Mills Gets Catholic Support

By Daily Guide

THE GHANA Catholic Bishops Conference (GCBC) has assured President John Evans Atta Mills of its support especially in the areas of education, healthcare, development, social welfare and the promotion of justice and peace.

According to the Bishops, the President supported them when they raised their voices for the reintroduction of Religious and Moral Education into the school timetable, saying, “you supported the idea”.

The Bishops, led by the Most Reverend Lucas Abadanloora, President of the GCBC, were at the Castle to congratulate the President and wish him well in the task ahead.

“We promise our collaboration in this area to regenerate the religious, moral and ethical fabric of our society especially among the youth.”

The Bishops commended President Mills for his promise to be a “father to all and your determination to unite the country as exemplified in the National Thanksgiving Services held recently at your request.”

To the Bishops, a nation that does not have God as her refuge is lost, adding that it was reassuring to hear the President's  proposal to set aside the first Sunday in February of each year for a National Thanksgiving Day.

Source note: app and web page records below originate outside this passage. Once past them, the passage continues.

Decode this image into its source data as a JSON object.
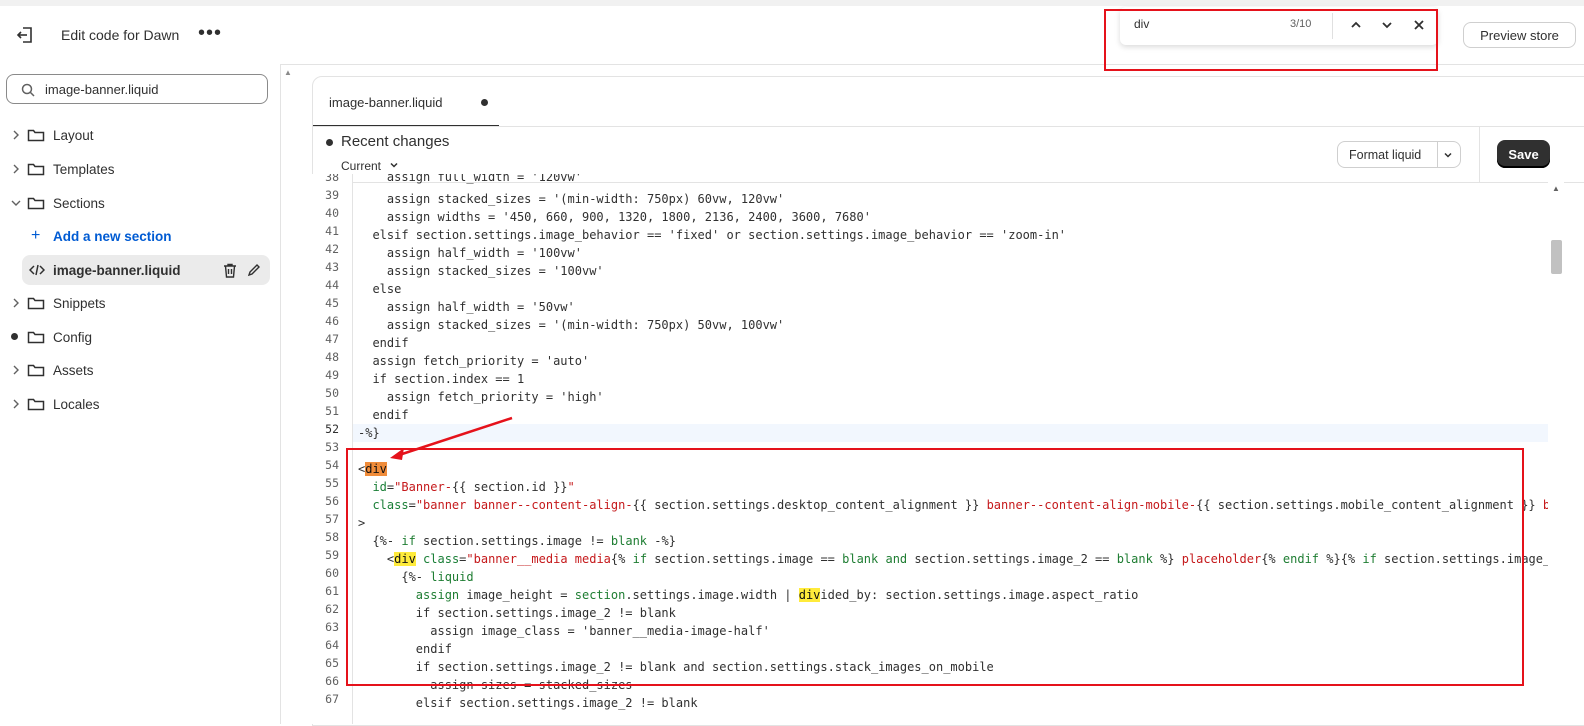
{
  "topbar": {
    "title": "Edit code for Dawn",
    "more_label": "•••",
    "preview_label": "Preview store"
  },
  "find": {
    "query": "div",
    "count": "3/10"
  },
  "sidebar": {
    "search_value": "image-banner.liquid",
    "items": [
      {
        "label": "Layout"
      },
      {
        "label": "Templates"
      },
      {
        "label": "Sections"
      },
      {
        "label": "Add a new section"
      },
      {
        "label": "image-banner.liquid"
      },
      {
        "label": "Snippets"
      },
      {
        "label": "Config"
      },
      {
        "label": "Assets"
      },
      {
        "label": "Locales"
      }
    ]
  },
  "editor": {
    "tab_label": "image-banner.liquid",
    "recent_changes": "Recent changes",
    "current_label": "Current",
    "format_label": "Format liquid",
    "save_label": "Save",
    "line_numbers": [
      "38",
      "39",
      "40",
      "41",
      "42",
      "43",
      "44",
      "45",
      "46",
      "47",
      "48",
      "49",
      "50",
      "51",
      "52",
      "53",
      "54",
      "55",
      "56",
      "57",
      "58",
      "59",
      "60",
      "61",
      "62",
      "63",
      "64",
      "65",
      "66",
      "67"
    ],
    "active_line": "52"
  },
  "colors": {
    "accent": "#005bd3",
    "highlight_box": "#e5121b",
    "current_match": "#f08c3a",
    "match": "#ffeb3b"
  }
}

Also at the Castle were officials of the Cadbury Cocoa Partnership from the United Kingdom led by the British High Commissioner to Ghana, Dr. Nicholas Westcott and Todd Stitzer, Chief Executive Officer of Cadbury.

Other members of the delegation included James Boateng, Managing Director of Cadbury Ghana, David Croft, Tony Fernandez, Alan Palmer, Alison Ward, Alex Cole and Anna Swaithes.

Mr. Stitzer informed the President that Cadbury officials were in the country to mark the Centenary Anniversary when the company's started doing cocoa business with Ghana.

He said Ghana's cocoa was the most preferred in the chocolate and other cocoa-related products in the UK and the world at large.

Mr. Stitzer mentioned that the UK continues to use about two-thirds of Ghana's cocoa beans in its confectionery.

He announced that having established such a business relationship with the country for the past 100 years, it was important to invest more in the country, and called for greater cooperation between Cadbury and the government to ensure that many of the cocoa producing centres benefited largely from Cadbury's many investment projects.

For his part, the President told Cadbury of its importance in the socio-economic development of the country with emphasis on cocoa production.

He called for greater cooperation between Ghana and Cadbury to provide jobs for people and increase investment in the country.

The other groups that called on the President were the Ghana Federation of the Disabled (GFD) led by its President, Samuel Kwesi Asare.

One of the members, Benjamin Nyamekye, presented a portrait of the President he painted himself even though he is without limbs.

By Wisdom Peter Awuku